── DATASET RECORDS ──

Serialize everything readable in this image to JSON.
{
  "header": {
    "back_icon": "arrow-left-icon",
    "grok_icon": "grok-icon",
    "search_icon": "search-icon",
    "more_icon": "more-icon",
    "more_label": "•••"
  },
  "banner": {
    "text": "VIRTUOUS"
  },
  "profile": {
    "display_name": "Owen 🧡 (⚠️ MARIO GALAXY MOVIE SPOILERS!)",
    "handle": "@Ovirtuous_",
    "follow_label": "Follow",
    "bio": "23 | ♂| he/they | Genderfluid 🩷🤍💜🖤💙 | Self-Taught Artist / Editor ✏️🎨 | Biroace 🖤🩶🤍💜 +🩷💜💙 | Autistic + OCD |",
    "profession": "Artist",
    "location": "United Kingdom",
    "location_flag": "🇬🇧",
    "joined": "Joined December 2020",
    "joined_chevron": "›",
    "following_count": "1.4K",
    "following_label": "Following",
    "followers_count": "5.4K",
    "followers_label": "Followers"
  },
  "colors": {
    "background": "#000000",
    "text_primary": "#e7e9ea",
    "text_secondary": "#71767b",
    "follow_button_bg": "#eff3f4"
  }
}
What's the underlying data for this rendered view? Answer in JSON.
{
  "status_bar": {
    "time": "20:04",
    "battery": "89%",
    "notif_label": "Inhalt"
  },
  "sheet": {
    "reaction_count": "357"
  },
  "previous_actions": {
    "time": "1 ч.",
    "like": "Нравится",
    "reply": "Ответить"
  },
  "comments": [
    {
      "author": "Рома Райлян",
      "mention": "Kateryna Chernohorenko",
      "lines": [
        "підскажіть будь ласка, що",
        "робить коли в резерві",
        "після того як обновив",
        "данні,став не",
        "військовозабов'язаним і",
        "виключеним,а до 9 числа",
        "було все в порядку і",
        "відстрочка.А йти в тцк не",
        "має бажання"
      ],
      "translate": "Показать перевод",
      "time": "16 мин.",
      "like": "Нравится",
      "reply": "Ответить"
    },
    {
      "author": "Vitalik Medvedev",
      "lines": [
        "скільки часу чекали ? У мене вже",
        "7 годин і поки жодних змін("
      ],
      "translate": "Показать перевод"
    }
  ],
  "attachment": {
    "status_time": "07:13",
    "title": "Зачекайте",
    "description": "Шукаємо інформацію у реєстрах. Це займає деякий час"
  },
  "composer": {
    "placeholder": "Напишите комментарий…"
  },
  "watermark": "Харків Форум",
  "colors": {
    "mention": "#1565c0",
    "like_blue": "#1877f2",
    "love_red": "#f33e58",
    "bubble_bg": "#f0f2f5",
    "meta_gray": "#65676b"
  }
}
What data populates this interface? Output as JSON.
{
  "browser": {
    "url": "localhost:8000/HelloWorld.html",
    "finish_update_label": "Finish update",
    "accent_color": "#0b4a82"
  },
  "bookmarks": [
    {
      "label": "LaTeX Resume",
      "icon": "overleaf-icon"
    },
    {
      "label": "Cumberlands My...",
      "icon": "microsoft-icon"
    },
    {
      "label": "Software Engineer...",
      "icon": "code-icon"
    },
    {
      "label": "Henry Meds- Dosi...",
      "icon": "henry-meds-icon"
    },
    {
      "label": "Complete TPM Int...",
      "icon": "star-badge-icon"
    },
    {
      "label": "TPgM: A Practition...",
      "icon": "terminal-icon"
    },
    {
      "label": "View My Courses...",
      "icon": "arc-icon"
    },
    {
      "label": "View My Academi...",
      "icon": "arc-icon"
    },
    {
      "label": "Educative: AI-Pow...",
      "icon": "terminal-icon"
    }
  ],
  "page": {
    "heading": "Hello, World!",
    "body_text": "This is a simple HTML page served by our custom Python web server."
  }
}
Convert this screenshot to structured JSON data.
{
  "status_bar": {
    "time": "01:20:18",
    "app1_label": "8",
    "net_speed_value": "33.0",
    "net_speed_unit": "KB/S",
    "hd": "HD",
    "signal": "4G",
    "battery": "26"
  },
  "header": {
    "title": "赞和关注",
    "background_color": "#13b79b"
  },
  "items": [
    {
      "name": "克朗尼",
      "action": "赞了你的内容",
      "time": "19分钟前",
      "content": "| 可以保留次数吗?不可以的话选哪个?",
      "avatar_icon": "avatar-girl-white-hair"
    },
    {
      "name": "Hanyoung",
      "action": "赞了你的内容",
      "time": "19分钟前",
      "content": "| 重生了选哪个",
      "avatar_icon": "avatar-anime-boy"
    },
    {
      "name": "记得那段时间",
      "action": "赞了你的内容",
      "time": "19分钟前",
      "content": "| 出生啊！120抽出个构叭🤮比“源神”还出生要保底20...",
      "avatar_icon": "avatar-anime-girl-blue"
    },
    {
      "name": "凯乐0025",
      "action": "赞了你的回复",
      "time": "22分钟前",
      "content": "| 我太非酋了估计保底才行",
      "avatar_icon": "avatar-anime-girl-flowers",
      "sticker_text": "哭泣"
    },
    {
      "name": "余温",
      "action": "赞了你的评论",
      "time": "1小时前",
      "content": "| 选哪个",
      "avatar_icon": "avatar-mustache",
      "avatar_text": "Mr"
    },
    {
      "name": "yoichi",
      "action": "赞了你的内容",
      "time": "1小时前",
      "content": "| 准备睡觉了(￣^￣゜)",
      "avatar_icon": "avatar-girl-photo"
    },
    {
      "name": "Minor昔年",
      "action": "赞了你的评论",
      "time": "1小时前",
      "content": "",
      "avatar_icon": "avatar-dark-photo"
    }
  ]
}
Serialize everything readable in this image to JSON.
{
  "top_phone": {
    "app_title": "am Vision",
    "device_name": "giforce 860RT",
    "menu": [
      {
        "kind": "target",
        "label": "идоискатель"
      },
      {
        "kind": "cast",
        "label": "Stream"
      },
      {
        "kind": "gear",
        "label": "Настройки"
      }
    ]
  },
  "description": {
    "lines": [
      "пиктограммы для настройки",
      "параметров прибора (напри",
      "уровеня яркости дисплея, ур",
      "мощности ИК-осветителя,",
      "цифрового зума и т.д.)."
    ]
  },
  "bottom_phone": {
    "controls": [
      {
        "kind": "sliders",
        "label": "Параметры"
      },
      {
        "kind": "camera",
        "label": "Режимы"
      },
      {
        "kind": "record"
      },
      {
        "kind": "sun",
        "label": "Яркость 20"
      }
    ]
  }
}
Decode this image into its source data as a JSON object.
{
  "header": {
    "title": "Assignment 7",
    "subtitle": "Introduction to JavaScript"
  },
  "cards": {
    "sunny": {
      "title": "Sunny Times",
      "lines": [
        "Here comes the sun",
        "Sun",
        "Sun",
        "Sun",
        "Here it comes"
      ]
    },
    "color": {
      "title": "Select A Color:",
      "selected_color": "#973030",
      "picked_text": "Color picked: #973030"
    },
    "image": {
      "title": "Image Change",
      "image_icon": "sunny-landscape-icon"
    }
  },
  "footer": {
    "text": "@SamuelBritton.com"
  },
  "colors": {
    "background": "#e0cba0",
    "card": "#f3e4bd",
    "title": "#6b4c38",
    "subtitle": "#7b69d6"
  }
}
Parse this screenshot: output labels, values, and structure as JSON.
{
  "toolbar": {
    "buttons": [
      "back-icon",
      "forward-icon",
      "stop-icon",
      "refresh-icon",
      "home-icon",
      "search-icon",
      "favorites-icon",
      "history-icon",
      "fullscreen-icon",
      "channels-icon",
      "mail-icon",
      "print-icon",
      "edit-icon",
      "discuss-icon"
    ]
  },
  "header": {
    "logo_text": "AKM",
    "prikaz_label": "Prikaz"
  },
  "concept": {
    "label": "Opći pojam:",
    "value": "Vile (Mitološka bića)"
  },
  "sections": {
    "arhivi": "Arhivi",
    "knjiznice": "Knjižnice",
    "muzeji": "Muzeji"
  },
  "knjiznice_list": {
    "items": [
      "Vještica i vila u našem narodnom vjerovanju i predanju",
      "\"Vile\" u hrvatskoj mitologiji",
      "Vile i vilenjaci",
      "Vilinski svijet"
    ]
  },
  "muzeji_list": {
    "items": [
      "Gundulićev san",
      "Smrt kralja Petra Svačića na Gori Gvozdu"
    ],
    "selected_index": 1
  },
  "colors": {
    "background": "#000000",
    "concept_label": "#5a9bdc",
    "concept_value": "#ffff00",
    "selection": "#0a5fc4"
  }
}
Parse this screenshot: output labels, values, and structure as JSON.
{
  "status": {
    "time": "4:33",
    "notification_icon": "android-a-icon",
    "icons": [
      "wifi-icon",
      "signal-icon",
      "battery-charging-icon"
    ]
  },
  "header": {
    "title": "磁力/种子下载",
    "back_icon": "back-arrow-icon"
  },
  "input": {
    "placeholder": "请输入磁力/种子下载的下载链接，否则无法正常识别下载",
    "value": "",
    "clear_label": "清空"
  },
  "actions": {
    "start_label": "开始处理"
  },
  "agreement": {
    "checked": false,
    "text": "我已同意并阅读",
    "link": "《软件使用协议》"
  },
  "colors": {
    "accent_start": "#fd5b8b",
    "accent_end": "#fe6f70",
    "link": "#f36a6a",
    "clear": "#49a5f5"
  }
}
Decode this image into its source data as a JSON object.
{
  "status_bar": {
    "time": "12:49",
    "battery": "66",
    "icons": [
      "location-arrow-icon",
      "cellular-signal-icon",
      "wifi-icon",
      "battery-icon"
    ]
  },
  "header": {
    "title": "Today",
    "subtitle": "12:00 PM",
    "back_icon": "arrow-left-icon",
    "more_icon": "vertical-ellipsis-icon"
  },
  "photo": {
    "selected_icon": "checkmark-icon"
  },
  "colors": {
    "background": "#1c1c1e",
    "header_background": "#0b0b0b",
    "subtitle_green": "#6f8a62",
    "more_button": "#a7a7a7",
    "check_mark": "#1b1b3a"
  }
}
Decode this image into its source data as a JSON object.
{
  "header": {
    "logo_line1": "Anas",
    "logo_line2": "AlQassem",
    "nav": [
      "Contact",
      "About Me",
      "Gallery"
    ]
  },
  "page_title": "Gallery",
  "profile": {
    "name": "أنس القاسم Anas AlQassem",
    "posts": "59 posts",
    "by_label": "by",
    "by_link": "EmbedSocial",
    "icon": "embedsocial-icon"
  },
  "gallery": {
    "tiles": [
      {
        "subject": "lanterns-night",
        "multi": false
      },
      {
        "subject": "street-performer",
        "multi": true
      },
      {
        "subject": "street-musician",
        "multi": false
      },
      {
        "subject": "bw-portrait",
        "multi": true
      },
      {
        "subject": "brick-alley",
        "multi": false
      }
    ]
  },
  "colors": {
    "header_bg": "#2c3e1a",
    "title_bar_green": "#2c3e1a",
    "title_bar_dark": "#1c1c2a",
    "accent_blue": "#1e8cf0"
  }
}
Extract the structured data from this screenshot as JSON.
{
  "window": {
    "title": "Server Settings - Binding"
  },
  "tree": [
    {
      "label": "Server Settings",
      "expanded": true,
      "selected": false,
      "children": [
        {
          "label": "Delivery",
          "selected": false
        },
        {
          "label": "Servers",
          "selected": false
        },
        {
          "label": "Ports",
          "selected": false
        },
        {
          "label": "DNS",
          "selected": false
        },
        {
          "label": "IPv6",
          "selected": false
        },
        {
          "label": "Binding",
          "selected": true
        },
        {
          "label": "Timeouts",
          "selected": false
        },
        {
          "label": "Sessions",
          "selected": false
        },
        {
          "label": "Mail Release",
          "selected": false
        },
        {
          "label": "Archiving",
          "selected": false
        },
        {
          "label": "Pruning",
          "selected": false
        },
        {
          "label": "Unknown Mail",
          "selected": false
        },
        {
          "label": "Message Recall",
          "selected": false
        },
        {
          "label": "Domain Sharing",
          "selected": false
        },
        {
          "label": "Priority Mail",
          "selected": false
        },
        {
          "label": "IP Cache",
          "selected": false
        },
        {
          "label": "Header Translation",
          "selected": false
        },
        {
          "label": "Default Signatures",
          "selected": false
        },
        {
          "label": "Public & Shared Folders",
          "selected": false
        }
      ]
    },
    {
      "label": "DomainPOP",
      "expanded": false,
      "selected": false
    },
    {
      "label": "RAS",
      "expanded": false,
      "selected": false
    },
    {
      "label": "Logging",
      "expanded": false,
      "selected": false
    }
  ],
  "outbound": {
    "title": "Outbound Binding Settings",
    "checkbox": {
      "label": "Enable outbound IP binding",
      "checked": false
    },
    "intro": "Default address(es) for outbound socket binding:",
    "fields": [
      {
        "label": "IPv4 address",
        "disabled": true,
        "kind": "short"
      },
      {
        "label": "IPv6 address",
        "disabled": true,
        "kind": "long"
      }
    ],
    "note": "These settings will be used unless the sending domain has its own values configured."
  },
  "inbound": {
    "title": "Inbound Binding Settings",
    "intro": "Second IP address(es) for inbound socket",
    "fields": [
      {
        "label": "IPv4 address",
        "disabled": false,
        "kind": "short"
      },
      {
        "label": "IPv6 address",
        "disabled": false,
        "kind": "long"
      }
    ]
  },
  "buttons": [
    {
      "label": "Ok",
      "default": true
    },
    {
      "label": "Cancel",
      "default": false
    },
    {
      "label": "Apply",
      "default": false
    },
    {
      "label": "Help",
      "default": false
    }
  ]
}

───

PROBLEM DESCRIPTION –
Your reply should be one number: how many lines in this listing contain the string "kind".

ANSWER TO THE PROBLEM –
11